- Exercise brief
Every line from the line containing "Convert this screenshot" through the final line below must be returned exactly, and no other line.

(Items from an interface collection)
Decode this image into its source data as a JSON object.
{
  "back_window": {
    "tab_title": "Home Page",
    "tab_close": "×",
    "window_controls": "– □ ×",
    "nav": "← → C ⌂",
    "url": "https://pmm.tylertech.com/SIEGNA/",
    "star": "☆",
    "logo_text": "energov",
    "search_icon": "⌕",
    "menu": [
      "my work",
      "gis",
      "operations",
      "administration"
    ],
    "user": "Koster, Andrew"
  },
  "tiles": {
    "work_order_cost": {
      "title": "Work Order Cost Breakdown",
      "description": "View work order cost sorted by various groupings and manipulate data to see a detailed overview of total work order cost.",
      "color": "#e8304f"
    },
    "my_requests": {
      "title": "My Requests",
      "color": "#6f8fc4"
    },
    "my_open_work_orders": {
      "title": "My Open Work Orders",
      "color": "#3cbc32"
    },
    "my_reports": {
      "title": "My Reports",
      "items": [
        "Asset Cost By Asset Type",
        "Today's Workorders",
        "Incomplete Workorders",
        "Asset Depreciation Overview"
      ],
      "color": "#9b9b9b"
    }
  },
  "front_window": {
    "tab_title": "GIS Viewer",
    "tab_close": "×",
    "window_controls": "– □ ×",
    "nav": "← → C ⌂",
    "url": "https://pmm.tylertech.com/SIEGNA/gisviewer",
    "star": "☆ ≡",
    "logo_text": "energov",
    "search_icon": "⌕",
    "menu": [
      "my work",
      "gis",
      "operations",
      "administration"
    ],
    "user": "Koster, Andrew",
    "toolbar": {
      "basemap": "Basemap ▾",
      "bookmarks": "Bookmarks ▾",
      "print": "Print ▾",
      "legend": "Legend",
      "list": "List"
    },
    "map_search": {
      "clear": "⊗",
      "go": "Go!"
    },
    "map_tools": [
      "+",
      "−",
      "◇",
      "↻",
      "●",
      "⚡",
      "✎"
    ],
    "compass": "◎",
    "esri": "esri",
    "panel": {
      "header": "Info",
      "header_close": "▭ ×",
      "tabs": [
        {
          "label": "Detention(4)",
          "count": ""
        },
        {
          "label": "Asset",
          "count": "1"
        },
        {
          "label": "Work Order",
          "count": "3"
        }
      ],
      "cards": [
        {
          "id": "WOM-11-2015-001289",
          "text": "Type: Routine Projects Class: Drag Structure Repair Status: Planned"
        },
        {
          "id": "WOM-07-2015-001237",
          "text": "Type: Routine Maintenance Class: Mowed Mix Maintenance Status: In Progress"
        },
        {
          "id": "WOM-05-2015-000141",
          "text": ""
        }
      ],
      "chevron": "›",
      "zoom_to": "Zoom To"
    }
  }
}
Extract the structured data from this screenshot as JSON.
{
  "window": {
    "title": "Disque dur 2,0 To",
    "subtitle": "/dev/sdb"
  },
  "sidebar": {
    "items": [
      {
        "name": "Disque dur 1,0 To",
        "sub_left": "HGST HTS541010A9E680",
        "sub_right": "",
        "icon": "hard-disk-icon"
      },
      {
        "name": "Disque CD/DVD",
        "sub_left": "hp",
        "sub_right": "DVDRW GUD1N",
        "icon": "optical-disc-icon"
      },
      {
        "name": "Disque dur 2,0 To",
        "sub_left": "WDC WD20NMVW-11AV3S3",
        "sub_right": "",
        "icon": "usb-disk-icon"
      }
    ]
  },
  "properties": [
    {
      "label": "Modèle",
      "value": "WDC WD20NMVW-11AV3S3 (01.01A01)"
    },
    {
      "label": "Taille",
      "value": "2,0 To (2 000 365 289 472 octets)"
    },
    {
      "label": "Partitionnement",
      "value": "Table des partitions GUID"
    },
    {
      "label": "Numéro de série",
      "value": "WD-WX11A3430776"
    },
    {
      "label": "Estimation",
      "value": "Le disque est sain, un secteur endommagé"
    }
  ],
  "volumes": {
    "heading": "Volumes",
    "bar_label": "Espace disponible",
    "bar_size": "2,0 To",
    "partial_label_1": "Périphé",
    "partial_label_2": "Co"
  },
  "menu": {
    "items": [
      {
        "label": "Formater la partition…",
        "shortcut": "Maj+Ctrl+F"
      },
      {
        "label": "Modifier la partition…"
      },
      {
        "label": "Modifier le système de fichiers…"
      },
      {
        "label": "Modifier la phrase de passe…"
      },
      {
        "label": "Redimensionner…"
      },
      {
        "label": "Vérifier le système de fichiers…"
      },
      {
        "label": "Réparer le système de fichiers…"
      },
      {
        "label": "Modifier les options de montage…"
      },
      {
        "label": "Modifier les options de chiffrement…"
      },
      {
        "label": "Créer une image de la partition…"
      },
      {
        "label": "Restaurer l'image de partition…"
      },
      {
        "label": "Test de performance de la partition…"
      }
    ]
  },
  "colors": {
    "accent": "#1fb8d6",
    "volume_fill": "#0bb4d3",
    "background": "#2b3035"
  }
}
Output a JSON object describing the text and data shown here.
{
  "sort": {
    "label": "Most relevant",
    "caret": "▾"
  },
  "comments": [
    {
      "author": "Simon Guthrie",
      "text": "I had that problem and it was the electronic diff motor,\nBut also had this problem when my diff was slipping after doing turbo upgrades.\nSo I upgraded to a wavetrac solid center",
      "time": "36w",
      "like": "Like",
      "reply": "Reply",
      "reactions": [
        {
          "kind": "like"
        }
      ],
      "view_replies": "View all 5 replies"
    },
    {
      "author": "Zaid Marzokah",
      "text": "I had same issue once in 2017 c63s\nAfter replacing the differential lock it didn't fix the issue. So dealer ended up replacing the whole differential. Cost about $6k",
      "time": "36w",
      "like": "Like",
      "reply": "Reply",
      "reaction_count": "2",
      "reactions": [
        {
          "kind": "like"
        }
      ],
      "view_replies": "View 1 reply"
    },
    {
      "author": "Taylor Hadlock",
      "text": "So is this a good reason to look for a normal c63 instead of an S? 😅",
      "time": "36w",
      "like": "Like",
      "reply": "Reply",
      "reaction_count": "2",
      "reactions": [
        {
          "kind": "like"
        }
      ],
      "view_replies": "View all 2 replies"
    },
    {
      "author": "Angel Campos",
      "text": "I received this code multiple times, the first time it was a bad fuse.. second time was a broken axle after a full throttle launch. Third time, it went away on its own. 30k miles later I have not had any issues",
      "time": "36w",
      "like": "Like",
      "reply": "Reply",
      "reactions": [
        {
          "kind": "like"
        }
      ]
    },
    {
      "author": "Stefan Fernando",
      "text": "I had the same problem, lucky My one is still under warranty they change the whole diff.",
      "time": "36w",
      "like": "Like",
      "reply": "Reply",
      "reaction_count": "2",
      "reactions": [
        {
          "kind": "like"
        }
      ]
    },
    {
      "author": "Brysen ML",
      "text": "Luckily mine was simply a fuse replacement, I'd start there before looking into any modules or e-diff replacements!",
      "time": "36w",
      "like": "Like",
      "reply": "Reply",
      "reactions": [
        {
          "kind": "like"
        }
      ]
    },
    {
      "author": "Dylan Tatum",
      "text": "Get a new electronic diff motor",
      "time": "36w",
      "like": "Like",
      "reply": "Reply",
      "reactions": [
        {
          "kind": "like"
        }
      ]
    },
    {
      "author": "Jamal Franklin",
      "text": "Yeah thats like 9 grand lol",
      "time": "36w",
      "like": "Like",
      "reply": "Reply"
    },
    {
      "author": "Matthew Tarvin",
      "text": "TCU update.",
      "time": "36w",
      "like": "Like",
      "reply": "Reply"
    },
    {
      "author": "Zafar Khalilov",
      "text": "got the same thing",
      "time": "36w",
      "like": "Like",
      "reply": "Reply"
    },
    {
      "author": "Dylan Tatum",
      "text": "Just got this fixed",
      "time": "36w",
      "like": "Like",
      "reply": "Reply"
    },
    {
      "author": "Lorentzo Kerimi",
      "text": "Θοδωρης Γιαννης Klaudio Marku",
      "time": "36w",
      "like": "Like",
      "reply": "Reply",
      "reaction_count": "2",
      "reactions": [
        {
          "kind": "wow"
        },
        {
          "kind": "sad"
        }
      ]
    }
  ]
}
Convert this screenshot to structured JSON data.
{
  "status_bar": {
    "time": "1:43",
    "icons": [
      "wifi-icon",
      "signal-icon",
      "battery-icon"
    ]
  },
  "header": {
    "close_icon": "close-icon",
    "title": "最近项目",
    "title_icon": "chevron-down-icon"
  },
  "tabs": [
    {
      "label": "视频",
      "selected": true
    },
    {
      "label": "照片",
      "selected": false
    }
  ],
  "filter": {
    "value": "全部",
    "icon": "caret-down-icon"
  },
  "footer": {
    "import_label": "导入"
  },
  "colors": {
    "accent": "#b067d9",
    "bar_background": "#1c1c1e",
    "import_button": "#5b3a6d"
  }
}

- Solution to the exercise
Convert this screenshot to structured JSON data.
{
  "status_bar": {
    "time": "1:43",
    "icons": [
      "wifi-icon",
      "signal-icon",
      "battery-icon"
    ]
  },
  "header": {
    "close_icon": "close-icon",
    "title": "最近项目",
    "title_icon": "chevron-down-icon"
  },
  "tabs": [
    {
      "label": "视频",
      "selected": true
    },
    {
      "label": "照片",
      "selected": false
    }
  ],
  "filter": {
    "value": "全部",
    "icon": "caret-down-icon"
  },
  "footer": {
    "import_label": "导入"
  },
  "colors": {
    "accent": "#b067d9",
    "bar_background": "#1c1c1e",
    "import_button": "#5b3a6d"
  }
}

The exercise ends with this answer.